Crooked, crowded, or overlapping teeth can create tight spaces between them. This makes it difficult to floss and brush properly. If this happens, bacteria and plaque may build up, causing tooth decay and gum disease.

Braces will correct this problem by realigning the teeth. This allows for more effective cleaning.

Increased Self-Confidence

When a child’s teeth are beautiful and straight, it will increase their confidence and self-esteem.

Are Braces Necessary?

Now that you know what benefits braces offer, it’s time to dive into whether they are really needed.

One of the first things to understand is that the age a child needs to get braces will vary. Usually, orthodontic treatment begins when a child is between the ages of eight and 14. That’s because, by this point, most children have some or all of their permanent teeth.

There are some orthodontic issues that are inherited, such as crowding teeth, protruding upper teeth, crooked teeth, etc. Others are caused by environmental factors. These issues include:

  • Sucking thumbs or fingers
  • Breathing through their mouths
  • Poor oral hygiene
  • Poor nutrition

Even if an orthodontist finds a problem, they probably won’t immediately take action and recommend orthodontic treatment. In fact, many doctors prefer to wait and see what happens.

However, at some point, braces may be unavoidable. Some signs this orthodontic treatment is needed can be found here.

Top Teeth Overlap Bottom Teeth

It’s normal to have a bit of an overbite where the top teeth overlap the bottom ones slightly. However, if you begin to notice you can’t see your child’s lower teeth when they bite down, it may be an indication of a more serious problem.

It’s best to have any significant overbite corrected. This will help to prevent the premature wear of your teeth.

Top Teeth Protrude Over Bottom Teeth

Have you noticed your child’s upper teeth are jutting out over their bottom teeth?

If so, this is referred to as an overjet. If the problem is extensive, it can result in trauma to the child’s upper front teeth. Typically, this occurs if the child falls or if they are hit with something in the face.

This can be corrected using braces and rubber bands. However, for more serious situations, your dentist may suggest extractions or surgery to properly align the child’s jaws and bite.

Bottom Teeth Overlap the Top Teeth

This is called an underbite or bulldog bite. It is treated in the same manner the overbite is treated.

The Late or Early Loss of Baby Teeth

Is your child losing their baby teeth too early or too late? If so, braces may be necessary.

If baby teeth are lost too early, it may cause the remaining teeth to move into the empty holes. This occurs while adult teeth are still growing. If baby teeth are lost too late, it may cause alignment problems.

Prolonged Thumb Sucking

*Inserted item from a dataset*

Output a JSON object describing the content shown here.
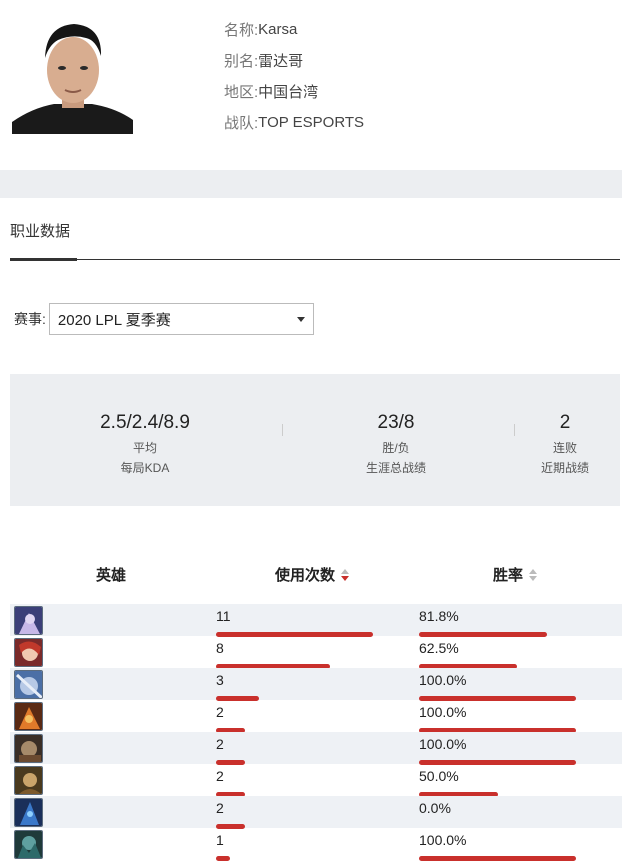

A history of thumb- or finger-sucking is another sign that your child may require braces. This can cause the front teeth to protrude out and may result in crowding with the bottom teeth.

While most children no longer suck their thumb after the age of four, if they continue this behavior, it can affect their permanent teeth. In most cases, this will eventually lead to the need for braces.

Crooked Teeth

This is the most common reason children go to the orthodontist. It’s also the reason that many children require braces.

There are several reasons that teeth may grow in crooked. For example, if their permanent teeth grow around baby teeth that have not fallen out yet or if their jaw is not big enough to hold all their adult teeth.

Planning for Braces

If your child has any of the signs listed here, it may be a good idea to begin planning for braces. However, it is also a good idea to speak with your dentist or orthodontist. They can let you know for sure—are braces necessary?

If you want to have your child evaluated for braces, contact us today. We can help determine the best treatment for your child and ensure they get the beautiful, great-looking smile they deserve.